So I decided it was time to take a look at how lucky or unlucky the Orioles were on balls in play. So I decided to take a look at each player's BABIP and compare it to their simple xBABIP (expected BABIP although this version is the quick version)
This fanpost was inspiredon Andy Hellicksonstine's article at DRayBays xBABIP Adjusted Lines for Rays Batters in 2009. So after reading it I figured it would be interesting to try and do the same thing for the Orioles. And so I did...in my own way. I ended up using Chris Dutton and Derek Carty's simple xbabip because I do have excel on my computer and mainly because I'm not ready to try using Google Docs. If somebody were to use B Ray's translation it probably would end up slightly different.
So basically I calculated each batter's xBabip (the quick version which uses easily accessible stats to compute) and compared it to the player's actual babip. The results went under the difference column. Than to calculate the number of hits a player gained or lost due to luck you multiply the difference by the at bats. So which players were the unluckiest on the Orioles?
The top 3 unluckiest players were Lou, Robert Andino,Cesar Izturis . However Lou and Andino both had very small sample sizes which means that they are more likely to have more variation with their luck. Anyway I created a table with all the 2009 Orioles players with 30+ at bats. This arbitrary cutoff removed all the pitchers as well as players like Ryan Freel, Justin Turner and Guillermo Rodriguez who all had fewer than twenty at-bats. Table after the jump.
So looking at this table one might ask why are all these various stats such as stolen bases, home runs being presented here. Basically all the stats before xBABIP are what are used to calculate the xBABIP. At bats are used instead of plate appearances because we want only the data surrounding balls being put into play via contact with a bat (hence the name batted balls in play or BABIP). Strikeouts are included for the same reason. I'm not totally sure about homeruns, it might be an easy way to include power. SBs are used to calculate the rough speed of a player. This means that some players on the Orioles are probably being discounted as slower than they are, in particular I'd guess Wieters and Nick. The rest of the numbers are batted ball types whose use should be obvious in calculating expected BABIPs.

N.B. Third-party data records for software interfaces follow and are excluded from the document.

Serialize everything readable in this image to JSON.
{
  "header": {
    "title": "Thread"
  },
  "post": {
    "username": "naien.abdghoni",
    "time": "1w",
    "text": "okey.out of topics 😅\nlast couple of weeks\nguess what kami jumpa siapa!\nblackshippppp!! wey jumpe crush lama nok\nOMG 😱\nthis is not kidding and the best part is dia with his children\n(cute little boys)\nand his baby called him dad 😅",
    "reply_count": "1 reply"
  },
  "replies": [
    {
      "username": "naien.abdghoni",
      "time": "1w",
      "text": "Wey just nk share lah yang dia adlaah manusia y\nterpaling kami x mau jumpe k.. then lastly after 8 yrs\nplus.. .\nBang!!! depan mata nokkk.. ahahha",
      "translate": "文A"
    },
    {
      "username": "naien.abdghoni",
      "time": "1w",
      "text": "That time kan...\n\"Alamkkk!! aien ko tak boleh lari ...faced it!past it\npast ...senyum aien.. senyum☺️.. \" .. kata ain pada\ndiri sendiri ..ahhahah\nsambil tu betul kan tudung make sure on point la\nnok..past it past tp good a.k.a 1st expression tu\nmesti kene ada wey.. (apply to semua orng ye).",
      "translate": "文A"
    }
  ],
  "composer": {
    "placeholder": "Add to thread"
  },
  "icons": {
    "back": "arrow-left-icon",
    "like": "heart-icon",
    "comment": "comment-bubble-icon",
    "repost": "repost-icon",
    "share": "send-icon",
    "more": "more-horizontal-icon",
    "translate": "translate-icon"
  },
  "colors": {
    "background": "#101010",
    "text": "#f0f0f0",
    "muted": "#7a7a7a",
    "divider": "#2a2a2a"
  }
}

in reading the table one should note that the positive difference and hits mean that the player was that amount lucky this season. Negative hits are the number of hits that player lost due to luck. For players who played with other teams like Zaun I only used the partial season that they spent with Baltimore. This means that we don't see Salazar's regression from being a hall of fame hitter to being an above average hitter during his entire season but we can tell how well our players played while as Orioles
Anyway if one totals up the numbers one will find that the Orioles lost 55 hits due to poor luck. Most of the Os were victims of poor luck. In fact it seems to be easier to look at which players were lucky. Matt Wieters appears to have been the luckiest of our player although since he didn't steal a base his speed may be discounted a wee bit. Nicky and Reimold were slightly lucky too. That accounts for all three regulars who were lucky. Oscar Salazar had an incredibly lucky week (what else can you say when a player has half as many homeruns as strikeouts and batted over 400). Fiorentino was also somewhat lucky. We should see some regression from them next year. Fortunately we should also see the rest of our lineup improve their luck. The good news is that Derek Carty at the hardballtimes showed that quick xBABIP does a pretty good job at predicting a player's babip the next year. It was second-tier on par with marcels projections. This means we should see some luck bounce our way this year.

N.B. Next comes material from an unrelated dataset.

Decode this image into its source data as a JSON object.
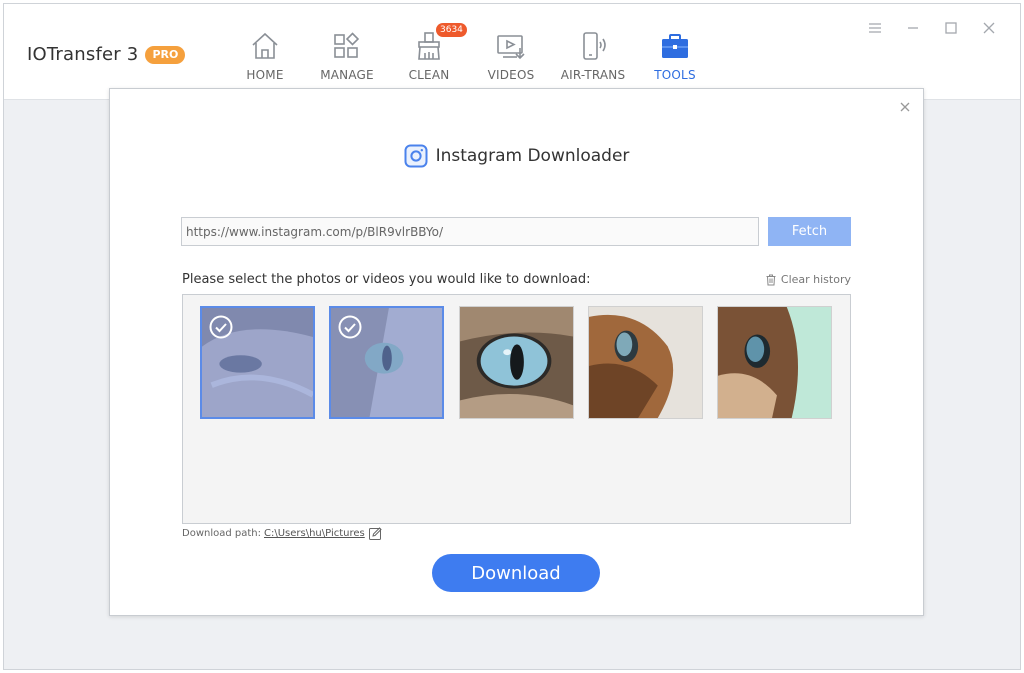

A few key players who stand out:
Melvin Mora: Looking at Melvin Mora's xBABIP makes you feel bad for the guy. If he hadn't been unlucky his batting average and on-base percentage would have been right in line with the last few years. With that he might have been able to catch on somewhere. Hopefully he'll end up playing for a contender and have a lucky year babip-wise.
Cizzy: Our light-hitting shortstop should have provided a bigger boost to the lineup than he did this year. Expect a slightly better year out of him next year. If we get that we may have a decent-hitting bottom of the lineup instead of the rally-killing black hole we had in 2009.
Adam Jones: In the first half of the season fangraphs pointed out Adam Jones as a player being fueled by an artificially high BABIP. In the second half he regressed becoming unlucky for the year. Bummer. Part of this could have been because of his injuries slowing him down.
Special thanks to FlimtotheFlam's post on how to make nice-looking tables over at vivaelbirds (I probably could do it by hand but I always hated making tables. Plus the last time I made them was probably about 5 years ago. So thanks again)